OLYMPIA -- A former Skagit County dairy farmer was sentenced to four days in jail after pleading guilty to four counts of violating the Washington Water Pollution Control Act for illegally dumping manure into a nearby drainage ditch.
Edward J. Koopmans entered his plea in front of Skagit County Superior Court Judge John Meyer. He was ordered to pay a criminal fine of $20,000 and sentenced to serve two years in jail. All except four days of the jail term was suspended on the condition that Koopmans be on probation for two years without committing any similar violations or violating any other laws. He must also pay court costs in the amount of $110 and a crime-victim compensation assessment of $500, as conditions of his suspended sentence.
"We feel this sentence should act as a strong deterrent to those individuals who act irresponsibly and threaten the state's natural resources, which potentially affect our drinking water, fish and wildlife and public waterways," said Assistant Attorney General Jerry Ackerman.
In addition to his sentence, Koopmans must also pay a $20,000 civil penalty assessed against him by the state Department of Ecology.
"Honest dairy farmers shouldn't have to compete against farmers who cut costs by cutting corners on environmental protection," said John Glynn, Ecology's regional water quality manager. "We'll support the efforts of dairy farmers who protect the environment, but we'll enforce the law against those who don't."
The case was prosecuted by the Washington Attorney General's Office, with the concurrence of the Skagit County Prosecutor's Office. The case was investigated jointly by the Attorney General, the Department of Ecology, and the U.S. Environmental Protection Agency.
Koopmans' illegal acts were brought to the attention of the Department of Ecology by upset neighbors, who complained he was pumping overflowing manure lagoons directly into a drainage ditch behind his farm west of Mount Vernon. The ditch, known as the Lockhart-Jewett Ditch, eventually empties into Padilla Bay.

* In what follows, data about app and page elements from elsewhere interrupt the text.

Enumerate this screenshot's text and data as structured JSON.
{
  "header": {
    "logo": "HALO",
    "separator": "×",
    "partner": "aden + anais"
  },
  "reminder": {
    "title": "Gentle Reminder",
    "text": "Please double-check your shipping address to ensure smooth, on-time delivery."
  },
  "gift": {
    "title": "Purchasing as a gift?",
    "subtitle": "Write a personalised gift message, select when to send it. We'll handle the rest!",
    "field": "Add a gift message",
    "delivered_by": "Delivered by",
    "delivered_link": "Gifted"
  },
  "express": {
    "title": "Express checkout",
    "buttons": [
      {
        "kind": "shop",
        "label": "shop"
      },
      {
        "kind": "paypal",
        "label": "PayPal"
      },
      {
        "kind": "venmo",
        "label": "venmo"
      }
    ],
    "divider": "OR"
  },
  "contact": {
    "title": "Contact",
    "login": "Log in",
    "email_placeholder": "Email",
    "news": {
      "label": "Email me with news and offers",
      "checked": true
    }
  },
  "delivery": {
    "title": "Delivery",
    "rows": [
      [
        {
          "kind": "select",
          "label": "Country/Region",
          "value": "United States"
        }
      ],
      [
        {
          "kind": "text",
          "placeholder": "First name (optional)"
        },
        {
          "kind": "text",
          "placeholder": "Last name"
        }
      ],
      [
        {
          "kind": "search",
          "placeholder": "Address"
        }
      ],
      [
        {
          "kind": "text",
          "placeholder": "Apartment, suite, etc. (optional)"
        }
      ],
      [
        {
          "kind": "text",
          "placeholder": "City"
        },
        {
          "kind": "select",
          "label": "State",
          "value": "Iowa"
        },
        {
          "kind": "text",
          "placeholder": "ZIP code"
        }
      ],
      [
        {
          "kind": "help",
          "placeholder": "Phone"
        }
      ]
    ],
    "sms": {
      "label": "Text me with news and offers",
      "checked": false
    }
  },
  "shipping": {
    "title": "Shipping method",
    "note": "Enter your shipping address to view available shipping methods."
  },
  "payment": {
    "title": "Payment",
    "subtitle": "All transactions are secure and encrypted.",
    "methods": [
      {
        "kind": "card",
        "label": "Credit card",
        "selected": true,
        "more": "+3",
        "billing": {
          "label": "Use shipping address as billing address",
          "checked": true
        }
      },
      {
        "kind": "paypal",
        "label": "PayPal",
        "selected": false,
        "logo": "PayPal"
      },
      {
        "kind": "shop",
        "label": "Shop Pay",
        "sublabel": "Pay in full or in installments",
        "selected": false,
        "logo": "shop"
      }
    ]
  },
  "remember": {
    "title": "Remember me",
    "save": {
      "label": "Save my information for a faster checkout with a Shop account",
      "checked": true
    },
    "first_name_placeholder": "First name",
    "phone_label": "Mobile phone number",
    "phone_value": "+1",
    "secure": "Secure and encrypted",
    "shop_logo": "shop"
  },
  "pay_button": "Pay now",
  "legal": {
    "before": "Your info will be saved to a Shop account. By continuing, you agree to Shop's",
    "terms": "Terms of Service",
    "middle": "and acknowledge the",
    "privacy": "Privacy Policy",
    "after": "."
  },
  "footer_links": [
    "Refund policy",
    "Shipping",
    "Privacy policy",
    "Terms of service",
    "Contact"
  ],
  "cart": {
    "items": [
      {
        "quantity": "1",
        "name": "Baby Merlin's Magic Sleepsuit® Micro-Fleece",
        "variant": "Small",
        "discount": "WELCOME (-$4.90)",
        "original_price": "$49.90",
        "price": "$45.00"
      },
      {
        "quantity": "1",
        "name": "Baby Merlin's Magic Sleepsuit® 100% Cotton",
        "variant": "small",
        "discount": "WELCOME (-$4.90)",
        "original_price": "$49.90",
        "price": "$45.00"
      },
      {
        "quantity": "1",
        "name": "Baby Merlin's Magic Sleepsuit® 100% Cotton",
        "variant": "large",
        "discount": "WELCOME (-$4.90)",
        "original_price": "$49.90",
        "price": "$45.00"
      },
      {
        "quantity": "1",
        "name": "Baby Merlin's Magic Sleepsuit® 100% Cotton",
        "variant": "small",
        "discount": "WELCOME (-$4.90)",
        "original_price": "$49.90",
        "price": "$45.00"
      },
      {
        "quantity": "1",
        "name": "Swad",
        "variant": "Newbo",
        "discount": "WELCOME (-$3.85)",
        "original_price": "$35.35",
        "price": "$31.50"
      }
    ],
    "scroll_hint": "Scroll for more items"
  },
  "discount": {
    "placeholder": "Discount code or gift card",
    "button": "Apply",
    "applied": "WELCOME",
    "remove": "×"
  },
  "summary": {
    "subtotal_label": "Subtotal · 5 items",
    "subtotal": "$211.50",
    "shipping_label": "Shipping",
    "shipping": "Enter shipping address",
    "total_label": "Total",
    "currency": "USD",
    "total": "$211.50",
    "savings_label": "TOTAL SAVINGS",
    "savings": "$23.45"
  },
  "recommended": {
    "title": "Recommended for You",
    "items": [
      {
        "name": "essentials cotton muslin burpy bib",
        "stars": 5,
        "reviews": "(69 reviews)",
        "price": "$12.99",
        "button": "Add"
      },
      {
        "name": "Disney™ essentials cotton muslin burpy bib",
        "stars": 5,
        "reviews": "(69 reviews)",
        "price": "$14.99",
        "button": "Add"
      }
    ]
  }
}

After responding to a complaint in 1995 about manure running off of Koopmans' farm, Ecology referred him to the Skagit Conservation District, as required by state law, for help in developing a manure management plan. Ecology and the Conservation District attempted for two years to obtain Koopmans' compliance prior to referring the case to criminal investigators. The civil penalty was assessed this year after Koopmans failed to develop that plan.